TASK OBJECTIVE. All lines in the data that hold the word "kannst" need copying.

Stored entries.
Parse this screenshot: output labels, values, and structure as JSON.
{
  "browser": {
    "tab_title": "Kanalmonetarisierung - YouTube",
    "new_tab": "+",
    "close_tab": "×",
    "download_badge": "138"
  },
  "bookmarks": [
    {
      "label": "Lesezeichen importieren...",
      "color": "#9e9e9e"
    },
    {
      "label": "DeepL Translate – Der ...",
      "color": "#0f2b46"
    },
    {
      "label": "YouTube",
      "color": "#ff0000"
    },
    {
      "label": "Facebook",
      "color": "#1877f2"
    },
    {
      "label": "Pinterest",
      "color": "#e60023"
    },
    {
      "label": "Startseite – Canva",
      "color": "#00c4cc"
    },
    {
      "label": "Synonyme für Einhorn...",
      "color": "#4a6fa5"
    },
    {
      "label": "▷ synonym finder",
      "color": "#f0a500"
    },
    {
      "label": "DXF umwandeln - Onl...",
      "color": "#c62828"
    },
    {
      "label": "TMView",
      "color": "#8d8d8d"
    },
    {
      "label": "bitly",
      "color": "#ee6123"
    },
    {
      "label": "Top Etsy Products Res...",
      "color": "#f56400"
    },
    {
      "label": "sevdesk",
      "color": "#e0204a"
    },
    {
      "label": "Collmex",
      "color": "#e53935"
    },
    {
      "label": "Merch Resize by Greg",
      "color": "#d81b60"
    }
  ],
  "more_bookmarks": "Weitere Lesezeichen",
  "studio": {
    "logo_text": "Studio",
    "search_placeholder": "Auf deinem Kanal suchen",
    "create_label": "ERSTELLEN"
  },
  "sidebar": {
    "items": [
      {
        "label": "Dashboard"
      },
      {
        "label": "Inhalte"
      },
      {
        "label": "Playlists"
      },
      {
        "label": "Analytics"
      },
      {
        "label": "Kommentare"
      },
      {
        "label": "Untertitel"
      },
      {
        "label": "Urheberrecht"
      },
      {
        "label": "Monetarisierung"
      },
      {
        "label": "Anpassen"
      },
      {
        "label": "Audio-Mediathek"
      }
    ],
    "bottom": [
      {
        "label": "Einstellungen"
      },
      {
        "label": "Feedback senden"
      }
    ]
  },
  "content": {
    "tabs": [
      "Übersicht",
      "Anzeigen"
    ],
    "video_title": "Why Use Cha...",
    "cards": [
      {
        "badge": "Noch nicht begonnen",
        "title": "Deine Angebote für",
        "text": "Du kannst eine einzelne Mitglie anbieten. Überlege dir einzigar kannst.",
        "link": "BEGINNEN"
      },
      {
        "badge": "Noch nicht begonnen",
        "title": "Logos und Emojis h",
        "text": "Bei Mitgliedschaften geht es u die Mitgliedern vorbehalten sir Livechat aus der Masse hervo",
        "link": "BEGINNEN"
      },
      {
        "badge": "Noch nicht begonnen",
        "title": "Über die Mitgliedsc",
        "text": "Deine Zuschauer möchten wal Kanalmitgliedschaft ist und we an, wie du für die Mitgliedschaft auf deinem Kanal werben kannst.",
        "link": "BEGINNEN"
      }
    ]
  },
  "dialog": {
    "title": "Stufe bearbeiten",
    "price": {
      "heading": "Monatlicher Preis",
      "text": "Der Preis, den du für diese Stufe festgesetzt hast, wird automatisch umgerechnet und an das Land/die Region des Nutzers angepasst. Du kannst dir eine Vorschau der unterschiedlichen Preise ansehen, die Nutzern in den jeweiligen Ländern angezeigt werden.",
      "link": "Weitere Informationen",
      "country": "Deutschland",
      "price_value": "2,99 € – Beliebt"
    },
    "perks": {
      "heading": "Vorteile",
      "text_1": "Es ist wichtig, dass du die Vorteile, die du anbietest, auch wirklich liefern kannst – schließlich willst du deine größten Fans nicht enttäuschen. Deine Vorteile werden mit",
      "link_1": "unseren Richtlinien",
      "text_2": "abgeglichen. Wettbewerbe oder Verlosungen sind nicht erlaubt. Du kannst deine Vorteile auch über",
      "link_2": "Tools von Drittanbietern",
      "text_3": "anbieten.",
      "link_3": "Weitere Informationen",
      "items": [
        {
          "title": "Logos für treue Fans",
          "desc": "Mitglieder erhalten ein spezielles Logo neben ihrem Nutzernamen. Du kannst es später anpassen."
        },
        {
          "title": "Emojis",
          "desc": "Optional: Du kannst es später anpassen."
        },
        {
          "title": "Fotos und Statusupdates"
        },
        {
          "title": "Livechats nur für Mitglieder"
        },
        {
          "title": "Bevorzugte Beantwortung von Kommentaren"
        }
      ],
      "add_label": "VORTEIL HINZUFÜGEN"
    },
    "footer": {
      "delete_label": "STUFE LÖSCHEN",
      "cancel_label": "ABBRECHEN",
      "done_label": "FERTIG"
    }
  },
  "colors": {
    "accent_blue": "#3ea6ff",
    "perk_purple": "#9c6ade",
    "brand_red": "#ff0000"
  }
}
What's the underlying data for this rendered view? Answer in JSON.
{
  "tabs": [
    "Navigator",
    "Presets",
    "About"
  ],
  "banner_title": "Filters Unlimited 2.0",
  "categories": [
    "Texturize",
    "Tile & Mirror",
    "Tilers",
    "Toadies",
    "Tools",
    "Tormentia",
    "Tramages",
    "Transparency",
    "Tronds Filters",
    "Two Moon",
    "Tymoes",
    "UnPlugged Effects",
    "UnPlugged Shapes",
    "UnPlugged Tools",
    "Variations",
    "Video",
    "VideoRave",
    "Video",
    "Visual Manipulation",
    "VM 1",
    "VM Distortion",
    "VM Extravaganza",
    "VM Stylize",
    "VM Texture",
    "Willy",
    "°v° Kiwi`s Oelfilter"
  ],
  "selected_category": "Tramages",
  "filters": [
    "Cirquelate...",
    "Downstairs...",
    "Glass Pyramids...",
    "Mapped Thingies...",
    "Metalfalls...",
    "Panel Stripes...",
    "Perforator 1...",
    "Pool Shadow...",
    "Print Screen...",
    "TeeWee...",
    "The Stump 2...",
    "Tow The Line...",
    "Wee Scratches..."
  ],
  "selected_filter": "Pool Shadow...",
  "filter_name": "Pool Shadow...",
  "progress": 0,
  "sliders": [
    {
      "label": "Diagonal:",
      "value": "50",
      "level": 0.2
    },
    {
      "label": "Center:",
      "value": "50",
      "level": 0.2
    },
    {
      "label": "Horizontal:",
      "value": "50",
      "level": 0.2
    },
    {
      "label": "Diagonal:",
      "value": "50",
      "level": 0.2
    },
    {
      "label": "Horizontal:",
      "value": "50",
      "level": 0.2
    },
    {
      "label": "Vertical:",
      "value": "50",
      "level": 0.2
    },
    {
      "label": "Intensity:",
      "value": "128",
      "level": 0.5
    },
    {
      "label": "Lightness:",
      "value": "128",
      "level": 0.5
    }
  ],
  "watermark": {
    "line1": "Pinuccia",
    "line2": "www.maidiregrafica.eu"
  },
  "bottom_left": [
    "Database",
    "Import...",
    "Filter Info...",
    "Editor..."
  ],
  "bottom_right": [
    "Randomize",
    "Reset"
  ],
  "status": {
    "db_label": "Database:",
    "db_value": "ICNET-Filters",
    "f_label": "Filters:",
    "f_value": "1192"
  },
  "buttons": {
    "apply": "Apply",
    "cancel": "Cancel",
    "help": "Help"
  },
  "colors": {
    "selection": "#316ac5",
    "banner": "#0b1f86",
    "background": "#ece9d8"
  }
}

RESPONSE AREA.
        "text": "Du kannst eine einzelne Mitglie anbieten. Überlege dir einzigar kannst.",
        "text": "Deine Zuschauer möchten wal Kanalmitgliedschaft ist und we an, wie du für die Mitgliedschaft auf deinem Kanal werben kannst.",
      "text": "Der Preis, den du für diese Stufe festgesetzt hast, wird automatisch umgerechnet und an das Land/die Region des Nutzers angepasst. Du kannst dir eine Vorschau der unterschiedlichen Preise ansehen, die Nutzern in den jeweiligen Ländern angezeigt werden.",
      "text_1": "Es ist wichtig, dass du die Vorteile, die du anbietest, auch wirklich liefern kannst – schließlich willst du deine größten Fans nicht enttäuschen. Deine Vorteile werden mit",
      "text_2": "abgeglichen. Wettbewerbe oder Verlosungen sind nicht erlaubt. Du kannst deine Vorteile auch über",
          "desc": "Mitglieder erhalten ein spezielles Logo neben ihrem Nutzernamen. Du kannst es später anpassen."
          "desc": "Optional: Du kannst es später anpassen."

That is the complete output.